What you should do:
Among the entries below, find the lines that hold the word "Koridor" and report them.

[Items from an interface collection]
···

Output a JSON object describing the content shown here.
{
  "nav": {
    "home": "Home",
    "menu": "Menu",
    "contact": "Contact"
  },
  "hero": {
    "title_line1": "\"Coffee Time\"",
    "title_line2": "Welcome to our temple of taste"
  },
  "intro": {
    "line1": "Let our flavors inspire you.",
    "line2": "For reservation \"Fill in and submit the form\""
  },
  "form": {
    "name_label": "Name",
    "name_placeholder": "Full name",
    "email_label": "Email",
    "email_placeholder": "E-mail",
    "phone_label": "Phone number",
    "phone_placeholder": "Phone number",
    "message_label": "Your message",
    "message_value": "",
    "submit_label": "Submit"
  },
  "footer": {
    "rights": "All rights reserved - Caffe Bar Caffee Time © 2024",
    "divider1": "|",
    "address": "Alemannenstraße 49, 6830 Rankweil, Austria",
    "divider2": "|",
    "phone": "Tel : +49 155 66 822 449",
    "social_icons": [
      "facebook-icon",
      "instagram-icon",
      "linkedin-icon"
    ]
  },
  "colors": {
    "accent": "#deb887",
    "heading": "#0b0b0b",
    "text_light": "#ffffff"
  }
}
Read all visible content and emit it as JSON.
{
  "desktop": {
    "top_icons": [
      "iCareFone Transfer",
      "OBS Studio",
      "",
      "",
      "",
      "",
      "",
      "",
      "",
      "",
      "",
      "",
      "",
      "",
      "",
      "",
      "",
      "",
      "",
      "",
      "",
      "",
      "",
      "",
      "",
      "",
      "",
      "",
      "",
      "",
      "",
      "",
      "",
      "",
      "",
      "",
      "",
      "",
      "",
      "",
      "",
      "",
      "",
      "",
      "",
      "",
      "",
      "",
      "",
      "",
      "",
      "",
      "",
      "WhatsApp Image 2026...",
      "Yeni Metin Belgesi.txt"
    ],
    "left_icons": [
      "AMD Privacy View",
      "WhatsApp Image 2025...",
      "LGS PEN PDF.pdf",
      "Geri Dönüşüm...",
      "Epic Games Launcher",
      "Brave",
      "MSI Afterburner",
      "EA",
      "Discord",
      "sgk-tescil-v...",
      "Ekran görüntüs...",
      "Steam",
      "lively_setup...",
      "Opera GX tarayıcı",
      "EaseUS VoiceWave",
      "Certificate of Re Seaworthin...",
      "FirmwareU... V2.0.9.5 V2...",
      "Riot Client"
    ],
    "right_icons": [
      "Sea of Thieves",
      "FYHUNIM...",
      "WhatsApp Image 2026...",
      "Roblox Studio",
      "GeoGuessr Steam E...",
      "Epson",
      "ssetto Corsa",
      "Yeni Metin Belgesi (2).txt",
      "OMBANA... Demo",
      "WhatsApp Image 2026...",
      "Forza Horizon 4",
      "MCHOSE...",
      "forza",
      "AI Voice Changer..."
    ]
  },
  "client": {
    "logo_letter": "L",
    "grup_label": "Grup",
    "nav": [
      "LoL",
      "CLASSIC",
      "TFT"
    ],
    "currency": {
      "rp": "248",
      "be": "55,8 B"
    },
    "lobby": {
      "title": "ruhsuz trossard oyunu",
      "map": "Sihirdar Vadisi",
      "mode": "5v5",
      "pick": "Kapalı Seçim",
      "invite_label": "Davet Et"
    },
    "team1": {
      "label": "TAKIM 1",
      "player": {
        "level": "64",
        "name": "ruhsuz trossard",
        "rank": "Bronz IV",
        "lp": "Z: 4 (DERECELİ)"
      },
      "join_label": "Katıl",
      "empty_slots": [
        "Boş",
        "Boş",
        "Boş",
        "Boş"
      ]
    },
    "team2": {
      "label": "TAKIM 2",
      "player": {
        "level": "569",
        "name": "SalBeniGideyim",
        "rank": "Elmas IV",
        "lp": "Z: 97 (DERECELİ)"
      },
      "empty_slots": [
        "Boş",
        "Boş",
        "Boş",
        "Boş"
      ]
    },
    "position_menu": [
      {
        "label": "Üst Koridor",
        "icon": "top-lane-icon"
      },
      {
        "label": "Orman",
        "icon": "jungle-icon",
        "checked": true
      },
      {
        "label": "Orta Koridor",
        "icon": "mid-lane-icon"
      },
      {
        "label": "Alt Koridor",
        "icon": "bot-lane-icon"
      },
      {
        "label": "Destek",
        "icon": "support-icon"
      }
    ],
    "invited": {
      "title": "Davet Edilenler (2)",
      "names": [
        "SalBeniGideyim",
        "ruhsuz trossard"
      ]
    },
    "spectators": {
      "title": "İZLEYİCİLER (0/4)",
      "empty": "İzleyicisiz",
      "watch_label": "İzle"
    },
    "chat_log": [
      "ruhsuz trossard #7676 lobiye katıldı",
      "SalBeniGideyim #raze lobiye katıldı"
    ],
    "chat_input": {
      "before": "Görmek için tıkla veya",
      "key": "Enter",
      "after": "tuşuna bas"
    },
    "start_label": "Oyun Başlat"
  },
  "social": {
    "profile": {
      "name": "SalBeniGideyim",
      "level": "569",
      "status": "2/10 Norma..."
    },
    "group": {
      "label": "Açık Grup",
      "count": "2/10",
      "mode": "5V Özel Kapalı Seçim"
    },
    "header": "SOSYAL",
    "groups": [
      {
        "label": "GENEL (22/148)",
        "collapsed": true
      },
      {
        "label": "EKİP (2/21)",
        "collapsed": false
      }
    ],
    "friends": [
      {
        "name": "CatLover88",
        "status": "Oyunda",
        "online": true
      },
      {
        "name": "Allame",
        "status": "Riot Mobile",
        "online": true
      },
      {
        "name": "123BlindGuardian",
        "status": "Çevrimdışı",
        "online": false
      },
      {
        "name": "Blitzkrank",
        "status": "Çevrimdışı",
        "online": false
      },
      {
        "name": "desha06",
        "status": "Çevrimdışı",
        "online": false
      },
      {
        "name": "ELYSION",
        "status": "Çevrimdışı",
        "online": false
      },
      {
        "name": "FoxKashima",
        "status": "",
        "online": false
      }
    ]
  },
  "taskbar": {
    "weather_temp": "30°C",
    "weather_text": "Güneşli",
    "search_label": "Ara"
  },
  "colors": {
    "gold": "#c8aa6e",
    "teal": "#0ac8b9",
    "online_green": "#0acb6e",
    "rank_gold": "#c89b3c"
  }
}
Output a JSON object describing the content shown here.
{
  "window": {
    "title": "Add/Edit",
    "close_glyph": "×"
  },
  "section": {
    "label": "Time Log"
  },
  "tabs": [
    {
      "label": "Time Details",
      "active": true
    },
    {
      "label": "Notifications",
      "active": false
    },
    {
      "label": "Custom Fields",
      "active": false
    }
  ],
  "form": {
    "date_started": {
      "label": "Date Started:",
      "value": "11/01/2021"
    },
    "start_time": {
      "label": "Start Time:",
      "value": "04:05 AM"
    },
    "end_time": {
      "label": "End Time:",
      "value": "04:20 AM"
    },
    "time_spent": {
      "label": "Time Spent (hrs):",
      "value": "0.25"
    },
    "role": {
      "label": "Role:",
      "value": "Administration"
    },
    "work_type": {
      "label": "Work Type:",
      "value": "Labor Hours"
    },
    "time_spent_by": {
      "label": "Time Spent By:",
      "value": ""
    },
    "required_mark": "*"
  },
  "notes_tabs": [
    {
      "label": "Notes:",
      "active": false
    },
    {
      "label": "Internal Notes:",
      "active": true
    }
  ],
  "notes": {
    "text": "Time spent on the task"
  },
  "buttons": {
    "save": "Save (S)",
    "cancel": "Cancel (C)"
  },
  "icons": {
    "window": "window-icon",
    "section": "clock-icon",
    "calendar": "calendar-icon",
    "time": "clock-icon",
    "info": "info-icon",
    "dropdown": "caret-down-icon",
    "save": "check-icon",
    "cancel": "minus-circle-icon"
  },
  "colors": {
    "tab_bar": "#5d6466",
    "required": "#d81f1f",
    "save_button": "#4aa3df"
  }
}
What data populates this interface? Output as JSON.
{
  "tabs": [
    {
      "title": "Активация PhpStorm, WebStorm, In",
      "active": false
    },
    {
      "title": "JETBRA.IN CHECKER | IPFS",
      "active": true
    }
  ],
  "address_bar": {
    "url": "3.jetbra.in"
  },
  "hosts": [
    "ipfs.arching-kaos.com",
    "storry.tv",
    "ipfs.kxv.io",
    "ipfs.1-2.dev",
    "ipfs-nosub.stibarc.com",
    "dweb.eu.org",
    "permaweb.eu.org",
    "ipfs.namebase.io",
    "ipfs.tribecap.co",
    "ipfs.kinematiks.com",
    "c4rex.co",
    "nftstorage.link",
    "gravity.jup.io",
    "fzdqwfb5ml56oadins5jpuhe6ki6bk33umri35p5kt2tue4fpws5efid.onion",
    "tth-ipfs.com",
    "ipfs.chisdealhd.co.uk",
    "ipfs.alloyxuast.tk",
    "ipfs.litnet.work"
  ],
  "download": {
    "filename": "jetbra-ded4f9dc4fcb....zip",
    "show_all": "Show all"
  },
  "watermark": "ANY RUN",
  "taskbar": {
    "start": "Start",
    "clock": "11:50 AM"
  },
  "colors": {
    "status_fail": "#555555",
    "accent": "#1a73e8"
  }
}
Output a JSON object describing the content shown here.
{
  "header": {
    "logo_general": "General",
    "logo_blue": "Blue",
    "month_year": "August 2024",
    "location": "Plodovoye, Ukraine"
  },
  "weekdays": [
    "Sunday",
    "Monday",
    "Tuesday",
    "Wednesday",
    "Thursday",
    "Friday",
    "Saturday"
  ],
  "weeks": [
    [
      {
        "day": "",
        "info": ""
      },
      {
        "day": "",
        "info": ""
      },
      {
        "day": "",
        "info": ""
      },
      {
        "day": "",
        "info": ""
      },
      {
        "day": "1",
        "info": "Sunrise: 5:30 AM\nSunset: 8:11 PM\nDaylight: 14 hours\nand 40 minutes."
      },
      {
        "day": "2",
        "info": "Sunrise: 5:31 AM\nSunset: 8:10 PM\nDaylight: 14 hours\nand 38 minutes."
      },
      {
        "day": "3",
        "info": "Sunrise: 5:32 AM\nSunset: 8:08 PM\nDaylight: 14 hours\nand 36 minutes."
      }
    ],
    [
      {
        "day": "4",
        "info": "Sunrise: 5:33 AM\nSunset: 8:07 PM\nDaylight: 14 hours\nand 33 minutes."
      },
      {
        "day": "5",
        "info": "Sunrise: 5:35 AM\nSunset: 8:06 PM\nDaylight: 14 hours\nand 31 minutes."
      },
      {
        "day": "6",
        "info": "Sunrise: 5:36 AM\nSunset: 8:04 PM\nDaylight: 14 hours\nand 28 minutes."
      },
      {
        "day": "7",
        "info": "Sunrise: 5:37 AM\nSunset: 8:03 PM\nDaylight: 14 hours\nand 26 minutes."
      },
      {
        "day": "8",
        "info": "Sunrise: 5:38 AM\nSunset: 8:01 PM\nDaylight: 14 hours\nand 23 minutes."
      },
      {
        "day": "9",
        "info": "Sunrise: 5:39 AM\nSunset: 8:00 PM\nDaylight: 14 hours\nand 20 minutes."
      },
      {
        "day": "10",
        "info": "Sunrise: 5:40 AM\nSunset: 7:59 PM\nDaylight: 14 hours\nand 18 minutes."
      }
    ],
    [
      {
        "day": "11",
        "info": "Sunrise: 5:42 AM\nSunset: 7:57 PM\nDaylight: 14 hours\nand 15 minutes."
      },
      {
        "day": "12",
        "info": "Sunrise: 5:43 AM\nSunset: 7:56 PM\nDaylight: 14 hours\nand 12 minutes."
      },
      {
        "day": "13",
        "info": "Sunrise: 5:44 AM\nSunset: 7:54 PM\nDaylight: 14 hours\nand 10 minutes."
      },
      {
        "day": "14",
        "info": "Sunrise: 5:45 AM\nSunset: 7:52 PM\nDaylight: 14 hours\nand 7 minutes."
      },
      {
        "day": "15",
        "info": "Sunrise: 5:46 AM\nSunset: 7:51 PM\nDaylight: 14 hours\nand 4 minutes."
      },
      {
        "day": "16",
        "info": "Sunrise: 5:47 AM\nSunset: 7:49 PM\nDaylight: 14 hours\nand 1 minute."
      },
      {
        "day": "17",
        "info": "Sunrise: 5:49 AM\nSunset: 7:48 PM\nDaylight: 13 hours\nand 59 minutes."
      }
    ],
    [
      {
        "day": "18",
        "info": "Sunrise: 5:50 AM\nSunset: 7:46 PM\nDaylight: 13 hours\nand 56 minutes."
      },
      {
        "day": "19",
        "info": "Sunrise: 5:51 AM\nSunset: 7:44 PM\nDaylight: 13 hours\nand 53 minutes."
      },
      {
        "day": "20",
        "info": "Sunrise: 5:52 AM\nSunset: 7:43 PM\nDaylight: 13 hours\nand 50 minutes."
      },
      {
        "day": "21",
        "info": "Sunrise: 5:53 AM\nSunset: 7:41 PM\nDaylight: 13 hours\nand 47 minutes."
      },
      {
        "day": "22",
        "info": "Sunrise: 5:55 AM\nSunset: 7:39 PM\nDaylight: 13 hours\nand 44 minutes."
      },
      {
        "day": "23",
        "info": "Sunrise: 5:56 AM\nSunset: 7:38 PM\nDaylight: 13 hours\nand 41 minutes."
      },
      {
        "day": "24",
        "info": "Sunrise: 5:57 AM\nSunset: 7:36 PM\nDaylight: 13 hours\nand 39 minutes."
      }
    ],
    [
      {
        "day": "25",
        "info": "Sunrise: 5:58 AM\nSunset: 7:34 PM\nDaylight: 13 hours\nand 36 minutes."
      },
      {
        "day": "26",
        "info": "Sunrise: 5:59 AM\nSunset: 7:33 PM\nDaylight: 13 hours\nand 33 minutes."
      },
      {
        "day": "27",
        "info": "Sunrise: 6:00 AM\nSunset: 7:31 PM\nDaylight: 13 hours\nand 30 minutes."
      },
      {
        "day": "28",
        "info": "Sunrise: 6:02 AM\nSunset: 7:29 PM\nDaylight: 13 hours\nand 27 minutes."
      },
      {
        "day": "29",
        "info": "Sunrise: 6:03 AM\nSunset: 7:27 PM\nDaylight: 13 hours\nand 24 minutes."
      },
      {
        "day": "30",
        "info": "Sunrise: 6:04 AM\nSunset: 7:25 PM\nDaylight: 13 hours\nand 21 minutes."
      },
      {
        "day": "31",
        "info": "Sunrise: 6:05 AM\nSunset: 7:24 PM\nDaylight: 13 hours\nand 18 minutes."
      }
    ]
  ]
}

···

Response area:
        "label": "Üst Koridor",
        "label": "Orta Koridor",
        "label": "Alt Koridor",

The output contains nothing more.